I'd like to begin my homily by reminding us of the level of trust that Joseph and Mary must have had. They must have trusted God very deeply, that the message of the angel was true. They also would have trusted each other, and they would do whatever they had to do as a couple to bring their child into the world as God had commanded them. And they trusted themselves, that they weren't crazy and they had the strength to respond to the call. Luke's words: "My soul proclaims the greatness of the Lord for the Almighty has done great things for me. And Holy is his name." And the result of that trust was a complete and total surrender to God. My guess is that as they watched her son Jesus grow up, they lived in complete freedom that surrendering makes possible.
But the kind of trust here is not just "can you watch my things for a few minutes." I like to call the kind of trust Mary and Joseph had a deeper, existential trust. Here is an illustration of how beautiful trust can be.
When I was a little boy, I had a serious attack of appendicitis, which called for emergency surgery. I was in grade 3, so probably about 8 at the time, I forget. I remember as this horrible prospect unfolded, I was calm at first, but I had resolved that once I hit that operating table, I was going to scream blue murder. My deep fear was not so much the surgery, it was of having to leave my parents during such a frightening moment. Here’s s quotation from Marianne Williamson that answers this fear. I sometimes use this quotation at funerals: "I used to think that the angel of death would be a terrible thing. But I realize now that the angel of death would have to be God's most tender and understanding angel to be sent to us at such a significant, frightening moment."
So this is what ended up happening. My mother, who was at the time an RN and an operating room nurse, took a moment with me and described everything that was going to happen in as much detail as she could. And as the evening unfolded, things happened exactly as she said they would. Gradually I felt reassured, but it was more than reassurance. It was a deep sense of trust that everything was going to be ok. I remember the surgeon kept repeating over and over in an Eastern European accent, “you brave boy, you such brave boy.” I remember thinking to myself "you'd better not say anything more, I'm starting to get nervous here!" My "bravery" was directly connected to a deep, existential feeling of trust that I had in my mother, and perhaps, through that most tender revelation, God Himself.
It’s a feeling of trust that I want to share with you as your pastor. It's the feeling of trust that Mary had when she said yes to God. It’s the feeling of trust that you can have in Mary as well, know that as your mother she will not abandon you, but will direct all your cares and concerns to Jesus. So, here are 5 good reasons to trust:
Invites creativity, innovation, and risk-taking. Innovation, like the word suggests, is about bringing something new into being, and like anything new, including an unborn child, we’ve never seen it before. Will we welcome all that we bring to life?
Deepens friendship. Without trust, true, deep friendship can't survive. When a woman says yes to a proposal, she is saying yes to all that the deepest kind of friendship has to offer. When her finance proposes to her, he is offering her everything he has, trusting that she also will say yes.
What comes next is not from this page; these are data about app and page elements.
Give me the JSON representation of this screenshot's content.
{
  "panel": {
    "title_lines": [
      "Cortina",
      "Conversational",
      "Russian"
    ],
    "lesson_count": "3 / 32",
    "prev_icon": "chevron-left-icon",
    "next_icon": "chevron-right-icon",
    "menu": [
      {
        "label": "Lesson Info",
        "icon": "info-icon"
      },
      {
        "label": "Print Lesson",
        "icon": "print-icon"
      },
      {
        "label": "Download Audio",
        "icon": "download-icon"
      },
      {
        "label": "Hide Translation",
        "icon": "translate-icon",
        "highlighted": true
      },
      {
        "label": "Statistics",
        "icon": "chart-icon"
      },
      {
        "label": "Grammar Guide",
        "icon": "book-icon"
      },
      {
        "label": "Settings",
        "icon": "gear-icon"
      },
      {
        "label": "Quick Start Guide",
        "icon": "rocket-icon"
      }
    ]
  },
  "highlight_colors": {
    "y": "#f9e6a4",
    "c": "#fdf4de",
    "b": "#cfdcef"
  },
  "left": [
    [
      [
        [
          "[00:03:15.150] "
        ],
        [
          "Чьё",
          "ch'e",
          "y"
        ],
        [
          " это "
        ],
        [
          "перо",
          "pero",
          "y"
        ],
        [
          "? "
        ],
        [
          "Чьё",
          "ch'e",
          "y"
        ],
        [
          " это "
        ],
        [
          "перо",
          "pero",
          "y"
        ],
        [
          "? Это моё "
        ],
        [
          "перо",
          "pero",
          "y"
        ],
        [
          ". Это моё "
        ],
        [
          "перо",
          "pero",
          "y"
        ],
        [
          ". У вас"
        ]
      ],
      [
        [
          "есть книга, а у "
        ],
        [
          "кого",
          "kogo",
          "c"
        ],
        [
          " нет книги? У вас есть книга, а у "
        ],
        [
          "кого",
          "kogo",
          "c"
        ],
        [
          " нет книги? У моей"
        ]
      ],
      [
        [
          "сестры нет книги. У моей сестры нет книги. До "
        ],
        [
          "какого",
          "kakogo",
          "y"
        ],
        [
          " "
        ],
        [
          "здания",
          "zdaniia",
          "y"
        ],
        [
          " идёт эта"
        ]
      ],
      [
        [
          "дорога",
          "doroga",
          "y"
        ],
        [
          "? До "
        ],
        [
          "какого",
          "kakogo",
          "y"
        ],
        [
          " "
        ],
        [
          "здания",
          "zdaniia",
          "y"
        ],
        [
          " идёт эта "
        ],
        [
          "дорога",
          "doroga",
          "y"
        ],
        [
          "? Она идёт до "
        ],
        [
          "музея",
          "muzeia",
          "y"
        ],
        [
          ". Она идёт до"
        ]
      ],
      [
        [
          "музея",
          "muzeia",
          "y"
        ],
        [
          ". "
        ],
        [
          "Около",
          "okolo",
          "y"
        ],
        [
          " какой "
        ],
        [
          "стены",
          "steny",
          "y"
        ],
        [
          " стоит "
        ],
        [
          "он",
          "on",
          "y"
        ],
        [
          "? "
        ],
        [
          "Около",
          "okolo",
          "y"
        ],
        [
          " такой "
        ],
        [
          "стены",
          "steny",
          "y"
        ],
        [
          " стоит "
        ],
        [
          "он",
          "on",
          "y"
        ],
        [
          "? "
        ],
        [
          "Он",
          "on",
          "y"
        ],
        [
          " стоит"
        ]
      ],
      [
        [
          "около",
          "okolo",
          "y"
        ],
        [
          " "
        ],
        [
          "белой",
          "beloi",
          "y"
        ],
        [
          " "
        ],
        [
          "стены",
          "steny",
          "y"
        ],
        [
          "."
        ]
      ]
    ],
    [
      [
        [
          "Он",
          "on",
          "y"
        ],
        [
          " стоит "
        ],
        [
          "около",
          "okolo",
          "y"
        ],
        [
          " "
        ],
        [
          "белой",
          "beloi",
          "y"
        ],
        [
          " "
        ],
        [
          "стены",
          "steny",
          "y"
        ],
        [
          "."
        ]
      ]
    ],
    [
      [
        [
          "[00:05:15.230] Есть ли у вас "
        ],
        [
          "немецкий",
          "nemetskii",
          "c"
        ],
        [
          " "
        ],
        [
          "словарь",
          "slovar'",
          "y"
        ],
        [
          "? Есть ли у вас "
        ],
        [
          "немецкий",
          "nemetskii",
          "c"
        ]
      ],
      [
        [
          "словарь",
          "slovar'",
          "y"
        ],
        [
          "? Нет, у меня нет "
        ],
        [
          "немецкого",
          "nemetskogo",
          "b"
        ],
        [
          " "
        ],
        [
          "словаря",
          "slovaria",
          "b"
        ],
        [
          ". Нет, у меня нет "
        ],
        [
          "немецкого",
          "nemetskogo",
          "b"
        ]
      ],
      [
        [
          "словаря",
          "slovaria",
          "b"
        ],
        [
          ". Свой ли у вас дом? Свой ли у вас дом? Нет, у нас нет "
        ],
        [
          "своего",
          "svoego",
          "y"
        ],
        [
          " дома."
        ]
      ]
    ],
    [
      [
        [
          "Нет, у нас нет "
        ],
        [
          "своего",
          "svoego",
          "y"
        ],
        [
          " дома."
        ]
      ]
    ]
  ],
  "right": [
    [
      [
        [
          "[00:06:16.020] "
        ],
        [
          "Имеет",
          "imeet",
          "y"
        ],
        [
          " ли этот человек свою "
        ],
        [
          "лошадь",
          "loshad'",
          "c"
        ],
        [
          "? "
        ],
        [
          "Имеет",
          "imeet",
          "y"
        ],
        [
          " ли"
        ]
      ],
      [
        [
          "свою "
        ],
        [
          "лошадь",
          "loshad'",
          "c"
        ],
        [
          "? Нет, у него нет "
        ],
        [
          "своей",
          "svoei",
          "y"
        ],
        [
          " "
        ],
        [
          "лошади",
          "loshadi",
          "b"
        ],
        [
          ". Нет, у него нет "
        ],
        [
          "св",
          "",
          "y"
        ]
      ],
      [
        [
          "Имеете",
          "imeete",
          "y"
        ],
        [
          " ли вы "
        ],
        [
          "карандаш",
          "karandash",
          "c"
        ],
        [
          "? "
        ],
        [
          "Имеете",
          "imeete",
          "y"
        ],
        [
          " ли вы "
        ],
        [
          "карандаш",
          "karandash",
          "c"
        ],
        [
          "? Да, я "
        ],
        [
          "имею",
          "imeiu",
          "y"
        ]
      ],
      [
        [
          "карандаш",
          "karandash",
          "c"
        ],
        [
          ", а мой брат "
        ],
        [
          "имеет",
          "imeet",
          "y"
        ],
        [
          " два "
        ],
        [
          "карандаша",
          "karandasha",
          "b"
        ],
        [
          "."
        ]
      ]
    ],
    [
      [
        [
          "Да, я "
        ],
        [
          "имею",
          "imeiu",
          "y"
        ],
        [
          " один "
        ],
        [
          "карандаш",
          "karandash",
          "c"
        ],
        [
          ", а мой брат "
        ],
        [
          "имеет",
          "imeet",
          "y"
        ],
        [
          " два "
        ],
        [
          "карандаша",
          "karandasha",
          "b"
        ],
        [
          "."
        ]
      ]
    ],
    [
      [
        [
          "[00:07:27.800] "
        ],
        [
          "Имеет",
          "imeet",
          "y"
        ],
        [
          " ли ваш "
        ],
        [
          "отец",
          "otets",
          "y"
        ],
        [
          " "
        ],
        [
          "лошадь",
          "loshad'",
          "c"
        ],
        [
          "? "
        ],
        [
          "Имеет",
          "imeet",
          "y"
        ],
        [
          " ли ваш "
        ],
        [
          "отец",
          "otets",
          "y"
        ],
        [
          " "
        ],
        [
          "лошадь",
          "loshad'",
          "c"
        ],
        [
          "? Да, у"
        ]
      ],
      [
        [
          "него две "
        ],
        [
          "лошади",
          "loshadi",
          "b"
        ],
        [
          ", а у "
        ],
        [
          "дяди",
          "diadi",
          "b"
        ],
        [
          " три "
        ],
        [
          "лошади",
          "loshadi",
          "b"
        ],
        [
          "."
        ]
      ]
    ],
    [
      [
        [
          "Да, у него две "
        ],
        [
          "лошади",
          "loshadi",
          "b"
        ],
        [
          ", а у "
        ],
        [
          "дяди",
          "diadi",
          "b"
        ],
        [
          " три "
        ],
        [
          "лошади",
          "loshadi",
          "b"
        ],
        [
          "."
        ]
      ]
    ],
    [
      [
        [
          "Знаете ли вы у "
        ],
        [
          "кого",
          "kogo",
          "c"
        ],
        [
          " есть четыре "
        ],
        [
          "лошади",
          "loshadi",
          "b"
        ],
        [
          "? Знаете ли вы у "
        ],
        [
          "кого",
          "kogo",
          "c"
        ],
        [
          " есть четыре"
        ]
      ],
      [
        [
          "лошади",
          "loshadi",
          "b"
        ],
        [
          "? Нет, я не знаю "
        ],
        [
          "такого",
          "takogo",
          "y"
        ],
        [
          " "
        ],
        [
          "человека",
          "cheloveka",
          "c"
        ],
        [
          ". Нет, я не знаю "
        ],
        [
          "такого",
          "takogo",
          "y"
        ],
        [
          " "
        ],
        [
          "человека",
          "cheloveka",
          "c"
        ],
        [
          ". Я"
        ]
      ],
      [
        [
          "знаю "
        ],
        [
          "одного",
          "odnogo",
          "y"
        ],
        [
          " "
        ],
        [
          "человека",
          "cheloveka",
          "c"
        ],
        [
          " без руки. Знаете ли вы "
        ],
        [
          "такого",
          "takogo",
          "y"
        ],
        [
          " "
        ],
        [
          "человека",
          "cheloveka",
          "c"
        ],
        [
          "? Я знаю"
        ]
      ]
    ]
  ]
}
Allows forgiveness and reconciliation. The risk it takes to come forward and encounter a person that has hurt you requires that existential kind of trust that Mary and Joseph must have felt as they realized the truth of what was happening.
Helps us get through difficult situations - like the situation with the surgery when I was younger.
Allows us to surrender to God's will. I think trust is a prerequisite and a precursor to surrender. You can't surrender to God until you learn to trust him.
In our darkness and fear, think about how much God loves each and every one of you. Receive that love and turn it into trust. Feel that trust and turn it into surrender. Surrender to God and your trust will be fulfilled. I close with a familiar prayer from Thomas Merton, who no doubt felt that need for existential trust as he made the decision to abandon the world and surrender to God through his vocation as a Trappist monk:
My Lord God, I have no idea where I am going. I do not see the road ahead of me. I cannot know for certain where it will end. nor do I really know myself, and the fact that I think I am following your will does not mean that I am actually doing so. But I believe that the desire to please you does in fact please you. And I hope I have that desire in all that I am doing. I hope that I will never do anything apart from that desire.
And I know that if I do this you will lead me by the right road,
though I may know nothing about it. Therefore will I trust you always though I may seem to be lost and in the shadow of death.
I will not fear, for you are ever with me, and you will never leave me to face my perils alone.